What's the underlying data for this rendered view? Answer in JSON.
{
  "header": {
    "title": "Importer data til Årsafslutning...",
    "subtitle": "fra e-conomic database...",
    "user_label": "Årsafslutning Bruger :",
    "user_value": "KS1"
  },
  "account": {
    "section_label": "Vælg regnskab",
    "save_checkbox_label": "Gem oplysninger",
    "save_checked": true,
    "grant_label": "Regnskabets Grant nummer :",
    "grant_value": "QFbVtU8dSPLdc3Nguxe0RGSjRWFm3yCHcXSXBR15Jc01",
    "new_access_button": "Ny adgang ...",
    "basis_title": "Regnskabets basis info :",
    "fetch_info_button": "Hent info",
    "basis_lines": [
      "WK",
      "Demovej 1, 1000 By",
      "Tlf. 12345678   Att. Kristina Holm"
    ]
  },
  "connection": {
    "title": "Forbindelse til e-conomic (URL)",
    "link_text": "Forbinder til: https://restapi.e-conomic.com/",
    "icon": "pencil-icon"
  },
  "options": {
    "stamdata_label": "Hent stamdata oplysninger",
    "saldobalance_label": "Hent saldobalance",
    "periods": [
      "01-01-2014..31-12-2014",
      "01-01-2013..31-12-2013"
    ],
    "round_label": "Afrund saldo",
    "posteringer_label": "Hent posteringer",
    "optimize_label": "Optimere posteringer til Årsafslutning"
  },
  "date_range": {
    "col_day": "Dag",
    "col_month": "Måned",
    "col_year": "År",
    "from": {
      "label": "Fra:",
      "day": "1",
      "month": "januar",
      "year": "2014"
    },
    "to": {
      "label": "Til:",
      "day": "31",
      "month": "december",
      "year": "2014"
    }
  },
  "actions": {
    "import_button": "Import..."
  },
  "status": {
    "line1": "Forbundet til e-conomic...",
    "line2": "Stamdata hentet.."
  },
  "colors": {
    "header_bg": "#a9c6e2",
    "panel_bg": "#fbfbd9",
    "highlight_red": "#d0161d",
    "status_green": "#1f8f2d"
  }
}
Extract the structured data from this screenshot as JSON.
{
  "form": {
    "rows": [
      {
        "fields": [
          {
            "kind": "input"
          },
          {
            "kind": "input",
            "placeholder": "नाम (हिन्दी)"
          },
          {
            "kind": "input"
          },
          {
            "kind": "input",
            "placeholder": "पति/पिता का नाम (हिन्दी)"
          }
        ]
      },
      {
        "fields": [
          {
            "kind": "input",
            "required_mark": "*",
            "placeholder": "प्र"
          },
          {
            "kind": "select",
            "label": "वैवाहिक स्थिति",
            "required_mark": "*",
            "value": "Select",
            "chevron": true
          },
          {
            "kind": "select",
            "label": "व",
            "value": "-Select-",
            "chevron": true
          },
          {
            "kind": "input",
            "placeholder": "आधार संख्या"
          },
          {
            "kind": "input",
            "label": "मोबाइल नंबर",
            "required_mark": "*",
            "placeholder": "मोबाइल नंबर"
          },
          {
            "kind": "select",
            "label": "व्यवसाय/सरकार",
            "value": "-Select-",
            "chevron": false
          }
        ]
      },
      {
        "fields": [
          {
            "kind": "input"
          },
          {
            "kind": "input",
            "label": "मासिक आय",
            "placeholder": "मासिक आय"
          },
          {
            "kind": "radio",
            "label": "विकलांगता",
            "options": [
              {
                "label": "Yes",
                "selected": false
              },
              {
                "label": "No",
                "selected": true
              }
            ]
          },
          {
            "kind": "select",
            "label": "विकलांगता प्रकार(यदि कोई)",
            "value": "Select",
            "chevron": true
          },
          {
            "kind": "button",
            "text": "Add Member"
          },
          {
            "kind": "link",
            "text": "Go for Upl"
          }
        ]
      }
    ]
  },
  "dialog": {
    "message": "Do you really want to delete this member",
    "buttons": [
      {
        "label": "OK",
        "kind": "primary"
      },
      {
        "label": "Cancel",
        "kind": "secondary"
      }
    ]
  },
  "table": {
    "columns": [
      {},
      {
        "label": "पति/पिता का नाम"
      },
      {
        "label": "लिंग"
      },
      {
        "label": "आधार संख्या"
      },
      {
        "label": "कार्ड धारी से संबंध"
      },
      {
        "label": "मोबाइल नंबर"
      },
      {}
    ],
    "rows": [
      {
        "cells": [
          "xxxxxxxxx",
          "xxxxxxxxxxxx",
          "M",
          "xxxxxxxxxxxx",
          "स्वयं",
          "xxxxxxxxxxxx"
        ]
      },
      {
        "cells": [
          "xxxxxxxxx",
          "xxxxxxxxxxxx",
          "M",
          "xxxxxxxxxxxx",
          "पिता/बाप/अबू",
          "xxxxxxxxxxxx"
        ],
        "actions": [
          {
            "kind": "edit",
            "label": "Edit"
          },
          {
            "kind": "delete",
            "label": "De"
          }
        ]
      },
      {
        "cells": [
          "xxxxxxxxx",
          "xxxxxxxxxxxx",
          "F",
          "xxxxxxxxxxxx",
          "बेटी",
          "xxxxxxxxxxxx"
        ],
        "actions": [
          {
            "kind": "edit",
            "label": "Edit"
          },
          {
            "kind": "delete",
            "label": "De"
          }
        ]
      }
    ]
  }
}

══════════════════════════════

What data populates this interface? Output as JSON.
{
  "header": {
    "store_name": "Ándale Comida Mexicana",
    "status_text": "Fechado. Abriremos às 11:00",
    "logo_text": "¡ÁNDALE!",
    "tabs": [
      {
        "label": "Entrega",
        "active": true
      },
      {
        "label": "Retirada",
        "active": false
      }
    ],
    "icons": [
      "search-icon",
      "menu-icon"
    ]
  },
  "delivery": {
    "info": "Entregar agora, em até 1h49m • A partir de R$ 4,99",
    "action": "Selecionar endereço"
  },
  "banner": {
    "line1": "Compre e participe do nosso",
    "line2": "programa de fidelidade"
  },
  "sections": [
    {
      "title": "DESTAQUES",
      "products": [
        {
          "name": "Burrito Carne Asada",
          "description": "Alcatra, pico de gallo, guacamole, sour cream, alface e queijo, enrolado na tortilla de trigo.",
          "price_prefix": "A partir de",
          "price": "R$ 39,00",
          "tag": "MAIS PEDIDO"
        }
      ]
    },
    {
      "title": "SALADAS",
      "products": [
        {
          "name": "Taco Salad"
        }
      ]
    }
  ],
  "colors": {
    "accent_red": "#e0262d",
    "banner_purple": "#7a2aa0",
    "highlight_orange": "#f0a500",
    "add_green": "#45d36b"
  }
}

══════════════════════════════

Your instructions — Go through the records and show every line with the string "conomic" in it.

Written reply —
    "subtitle": "fra e-conomic database...",
    "title": "Forbindelse til e-conomic (URL)",
    "link_text": "Forbinder til: https://restapi.e-conomic.com/",
    "line1": "Forbundet til e-conomic...",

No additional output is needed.